*Aim of the exercise*. Scan the listing below. Report each line that includes "jquery".

*Task data*.
===

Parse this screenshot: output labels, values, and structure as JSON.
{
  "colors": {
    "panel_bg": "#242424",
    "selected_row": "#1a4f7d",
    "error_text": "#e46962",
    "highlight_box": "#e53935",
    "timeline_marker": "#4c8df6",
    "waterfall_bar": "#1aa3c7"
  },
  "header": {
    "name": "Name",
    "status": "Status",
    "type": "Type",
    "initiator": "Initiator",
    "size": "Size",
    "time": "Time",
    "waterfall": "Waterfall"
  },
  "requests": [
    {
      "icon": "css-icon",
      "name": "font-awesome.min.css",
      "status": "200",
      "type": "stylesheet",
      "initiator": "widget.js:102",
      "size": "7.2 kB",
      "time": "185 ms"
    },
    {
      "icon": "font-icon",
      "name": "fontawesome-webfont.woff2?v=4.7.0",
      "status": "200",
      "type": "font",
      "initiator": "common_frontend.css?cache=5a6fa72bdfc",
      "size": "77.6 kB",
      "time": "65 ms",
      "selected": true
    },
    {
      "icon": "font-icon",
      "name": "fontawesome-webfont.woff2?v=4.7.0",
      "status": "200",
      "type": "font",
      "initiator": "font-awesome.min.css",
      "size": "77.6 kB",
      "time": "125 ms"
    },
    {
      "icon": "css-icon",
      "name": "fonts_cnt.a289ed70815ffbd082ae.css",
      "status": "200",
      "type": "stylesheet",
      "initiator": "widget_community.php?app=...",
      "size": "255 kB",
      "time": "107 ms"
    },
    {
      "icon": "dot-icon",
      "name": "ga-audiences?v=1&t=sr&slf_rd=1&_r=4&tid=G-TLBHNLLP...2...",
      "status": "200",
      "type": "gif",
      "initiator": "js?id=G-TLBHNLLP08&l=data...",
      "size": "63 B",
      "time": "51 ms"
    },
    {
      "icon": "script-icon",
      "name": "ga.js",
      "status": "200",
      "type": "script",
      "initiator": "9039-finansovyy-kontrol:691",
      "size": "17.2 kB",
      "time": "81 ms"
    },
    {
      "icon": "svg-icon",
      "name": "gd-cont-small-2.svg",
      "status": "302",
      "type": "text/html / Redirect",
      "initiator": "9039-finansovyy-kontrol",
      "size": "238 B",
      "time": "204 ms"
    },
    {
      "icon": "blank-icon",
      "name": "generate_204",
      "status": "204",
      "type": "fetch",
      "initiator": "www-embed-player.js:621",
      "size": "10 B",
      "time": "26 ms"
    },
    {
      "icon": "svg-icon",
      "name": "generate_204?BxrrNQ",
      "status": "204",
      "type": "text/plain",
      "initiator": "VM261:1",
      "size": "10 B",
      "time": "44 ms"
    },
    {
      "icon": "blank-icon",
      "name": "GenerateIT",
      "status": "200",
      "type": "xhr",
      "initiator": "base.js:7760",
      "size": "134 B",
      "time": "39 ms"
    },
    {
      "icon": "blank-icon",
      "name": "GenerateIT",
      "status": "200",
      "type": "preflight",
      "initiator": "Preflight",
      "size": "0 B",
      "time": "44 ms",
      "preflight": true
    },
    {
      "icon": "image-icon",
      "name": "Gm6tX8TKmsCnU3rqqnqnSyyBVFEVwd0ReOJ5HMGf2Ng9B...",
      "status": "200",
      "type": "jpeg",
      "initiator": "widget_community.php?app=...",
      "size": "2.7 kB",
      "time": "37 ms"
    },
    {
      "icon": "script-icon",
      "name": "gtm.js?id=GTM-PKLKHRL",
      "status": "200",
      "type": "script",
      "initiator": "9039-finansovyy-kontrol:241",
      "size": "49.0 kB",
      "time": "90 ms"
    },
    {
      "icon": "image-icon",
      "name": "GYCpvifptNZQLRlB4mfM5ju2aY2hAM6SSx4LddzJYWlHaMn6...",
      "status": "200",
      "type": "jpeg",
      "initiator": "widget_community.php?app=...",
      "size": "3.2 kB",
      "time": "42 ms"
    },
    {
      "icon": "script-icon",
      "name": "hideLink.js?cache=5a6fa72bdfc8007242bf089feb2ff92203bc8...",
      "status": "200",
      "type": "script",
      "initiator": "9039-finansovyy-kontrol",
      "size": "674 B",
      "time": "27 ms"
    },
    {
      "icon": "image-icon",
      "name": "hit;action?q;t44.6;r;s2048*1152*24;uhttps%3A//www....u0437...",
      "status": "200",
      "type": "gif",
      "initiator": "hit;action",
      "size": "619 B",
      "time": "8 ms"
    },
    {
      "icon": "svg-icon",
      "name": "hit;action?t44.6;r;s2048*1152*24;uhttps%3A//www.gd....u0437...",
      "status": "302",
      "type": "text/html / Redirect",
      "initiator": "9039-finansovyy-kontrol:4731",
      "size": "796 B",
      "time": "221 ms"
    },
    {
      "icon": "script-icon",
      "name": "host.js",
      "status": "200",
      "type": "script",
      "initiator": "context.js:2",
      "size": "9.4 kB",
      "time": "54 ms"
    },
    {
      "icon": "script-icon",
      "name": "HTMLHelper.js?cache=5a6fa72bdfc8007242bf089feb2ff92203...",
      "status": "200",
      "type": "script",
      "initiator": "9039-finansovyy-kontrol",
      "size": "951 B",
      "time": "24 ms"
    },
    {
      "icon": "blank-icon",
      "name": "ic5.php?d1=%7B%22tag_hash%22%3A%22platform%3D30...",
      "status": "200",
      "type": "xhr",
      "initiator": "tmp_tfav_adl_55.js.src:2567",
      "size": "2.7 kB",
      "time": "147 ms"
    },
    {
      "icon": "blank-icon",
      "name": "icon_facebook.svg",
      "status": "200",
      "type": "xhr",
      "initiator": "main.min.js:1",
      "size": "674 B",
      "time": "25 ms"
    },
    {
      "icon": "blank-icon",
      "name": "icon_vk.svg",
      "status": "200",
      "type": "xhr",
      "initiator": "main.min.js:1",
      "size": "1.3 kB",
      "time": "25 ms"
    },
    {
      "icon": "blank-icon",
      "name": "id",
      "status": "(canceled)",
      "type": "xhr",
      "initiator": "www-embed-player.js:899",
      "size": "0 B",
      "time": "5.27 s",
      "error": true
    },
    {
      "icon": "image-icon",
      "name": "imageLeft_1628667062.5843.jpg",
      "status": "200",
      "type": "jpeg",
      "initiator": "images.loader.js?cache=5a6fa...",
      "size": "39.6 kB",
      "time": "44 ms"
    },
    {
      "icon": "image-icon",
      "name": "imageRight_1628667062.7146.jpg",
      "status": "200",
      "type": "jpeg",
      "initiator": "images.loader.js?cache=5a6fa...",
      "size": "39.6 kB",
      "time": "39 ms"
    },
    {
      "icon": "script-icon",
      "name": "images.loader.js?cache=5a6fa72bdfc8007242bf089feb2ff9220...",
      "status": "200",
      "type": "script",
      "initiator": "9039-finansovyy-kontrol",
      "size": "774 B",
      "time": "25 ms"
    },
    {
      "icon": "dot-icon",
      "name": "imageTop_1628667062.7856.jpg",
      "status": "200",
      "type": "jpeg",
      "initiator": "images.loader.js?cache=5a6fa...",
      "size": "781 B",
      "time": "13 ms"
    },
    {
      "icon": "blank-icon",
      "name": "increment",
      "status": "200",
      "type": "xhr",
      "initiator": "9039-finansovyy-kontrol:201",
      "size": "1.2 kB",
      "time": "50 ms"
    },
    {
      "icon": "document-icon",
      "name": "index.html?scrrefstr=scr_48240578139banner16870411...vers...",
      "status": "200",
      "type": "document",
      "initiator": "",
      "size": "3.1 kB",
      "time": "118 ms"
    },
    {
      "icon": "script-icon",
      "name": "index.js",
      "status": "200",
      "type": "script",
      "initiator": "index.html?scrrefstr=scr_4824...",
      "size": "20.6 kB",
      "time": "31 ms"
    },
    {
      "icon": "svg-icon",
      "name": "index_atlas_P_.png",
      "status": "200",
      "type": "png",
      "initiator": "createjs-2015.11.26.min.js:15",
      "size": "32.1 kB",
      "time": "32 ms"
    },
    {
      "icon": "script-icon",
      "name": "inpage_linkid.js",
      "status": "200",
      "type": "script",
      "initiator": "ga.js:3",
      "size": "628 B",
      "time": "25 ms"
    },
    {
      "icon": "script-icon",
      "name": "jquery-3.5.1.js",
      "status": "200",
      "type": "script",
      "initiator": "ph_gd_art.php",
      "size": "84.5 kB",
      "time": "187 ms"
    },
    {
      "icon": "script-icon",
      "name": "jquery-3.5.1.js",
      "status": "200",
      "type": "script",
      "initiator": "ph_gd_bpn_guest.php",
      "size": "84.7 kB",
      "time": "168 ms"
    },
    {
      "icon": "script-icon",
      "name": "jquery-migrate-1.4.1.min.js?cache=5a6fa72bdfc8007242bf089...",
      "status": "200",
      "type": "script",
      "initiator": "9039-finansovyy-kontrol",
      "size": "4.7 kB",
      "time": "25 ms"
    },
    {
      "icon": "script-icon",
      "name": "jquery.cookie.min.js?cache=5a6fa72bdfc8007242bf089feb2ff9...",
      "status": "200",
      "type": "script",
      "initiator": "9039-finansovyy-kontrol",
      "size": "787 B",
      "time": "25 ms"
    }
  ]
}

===

*Output below*.
      "name": "jquery-3.5.1.js",
      "name": "jquery-3.5.1.js",
      "name": "jquery-migrate-1.4.1.min.js?cache=5a6fa72bdfc8007242bf089...",
      "name": "jquery.cookie.min.js?cache=5a6fa72bdfc8007242bf089feb2ff9...",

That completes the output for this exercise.